Last week, Priorities USA Action, the main super PAC supporting President Obama, leaked its $2 million in February fundraising and tried to put a good spin on it.
Co-founder Bill Burton told ABC News that was "40 times better than January," and ABC reported it as a "positive step" for the PAC, following an anemic January, when it raised just over $58,000.
But in the rarefied realm of super PACs, the number can hardly be considered a rousing success, especially when $1 million of the February total came from the controversial contribution of comedian Bill Maher. ("William Maher" in the official paperwork.)
That meant the group raised just $1 million from other donors, even after Obama gave his endorsement to the group's efforts in the first week of February.
For a window into the problem, consider the New York contributors.
In February, just 12 New Yorkers—in the state, not the city—donated to the group, for a grand total of $17,950. Most of those contributions came in the 48 hours after the president's endorsement.
The largest contribution was $7,500 from Stephanie Breslow, a partner at Schulte Roth & Zabel, and the next most generous was $5,000 from Alan Appelbaum, senior counsel at Cleary Gottlieb.

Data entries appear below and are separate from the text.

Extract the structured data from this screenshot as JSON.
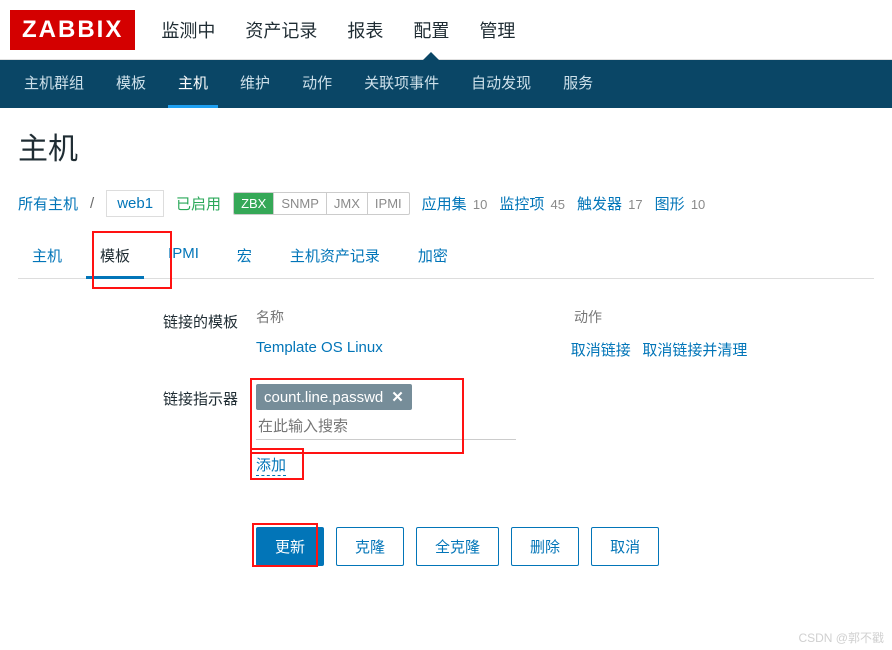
{
  "brand": "ZABBIX",
  "topnav": {
    "items": [
      "监测中",
      "资产记录",
      "报表",
      "配置",
      "管理"
    ],
    "active_index": 3
  },
  "subnav": {
    "items": [
      "主机群组",
      "模板",
      "主机",
      "维护",
      "动作",
      "关联项事件",
      "自动发现",
      "服务"
    ],
    "active_index": 2
  },
  "page_title": "主机",
  "breadcrumb": {
    "all_hosts": "所有主机",
    "host_name": "web1",
    "status_enabled": "已启用",
    "badges": [
      "ZBX",
      "SNMP",
      "JMX",
      "IPMI"
    ],
    "applications_label": "应用集",
    "applications_count": "10",
    "items_label": "监控项",
    "items_count": "45",
    "triggers_label": "触发器",
    "triggers_count": "17",
    "graphs_label": "图形",
    "graphs_count": "10"
  },
  "tabs": {
    "items": [
      "主机",
      "模板",
      "IPMI",
      "宏",
      "主机资产记录",
      "加密"
    ],
    "active_index": 1
  },
  "form": {
    "linked_templates_label": "链接的模板",
    "linked_table_header_name": "名称",
    "linked_table_header_action": "动作",
    "linked_template_name": "Template OS Linux",
    "linked_action_unlink": "取消链接",
    "linked_action_unlink_clear": "取消链接并清理",
    "link_indicator_label": "链接指示器",
    "token_value": "count.line.passwd",
    "search_placeholder": "在此输入搜索",
    "add_link": "添加"
  },
  "buttons": {
    "update": "更新",
    "clone": "克隆",
    "full_clone": "全克隆",
    "delete": "删除",
    "cancel": "取消"
  },
  "watermark": "CSDN @郭不戳"
}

The rest were for $1,000 or less, with seven people giving between $200 and $300. Campaigns like to tout their small donors, but super PACs generally tout their big ones, since the premise is to raise money far in excess of the $2,500 federal limits individuals can give to a candidate.
Some of the president's local donors have cheered his decision to green-light the super PAC, but so far, most seem content to stay on the sidelines. None of the president's local big-money bundlers contributed last month, even after his endorsement.
Compare that to Restore Our Future, the super PAC supporting Mitt Romney, which raised $6.4 million in February.
The group collected only eight contributions in New York State, but for a total of $275,625.
Philip Geier of the Geier Group gave $100,000 and Henry Kravis and Marc Lipschultz of Kohlberg Kravis Roberts gave $100,000 and $50,000 respectively.
But Restore Our Future had its small donors too. Peter Ross of Merrill Lynch gave $25, and Jon Sweezey, who works in campsite sales, gave $100.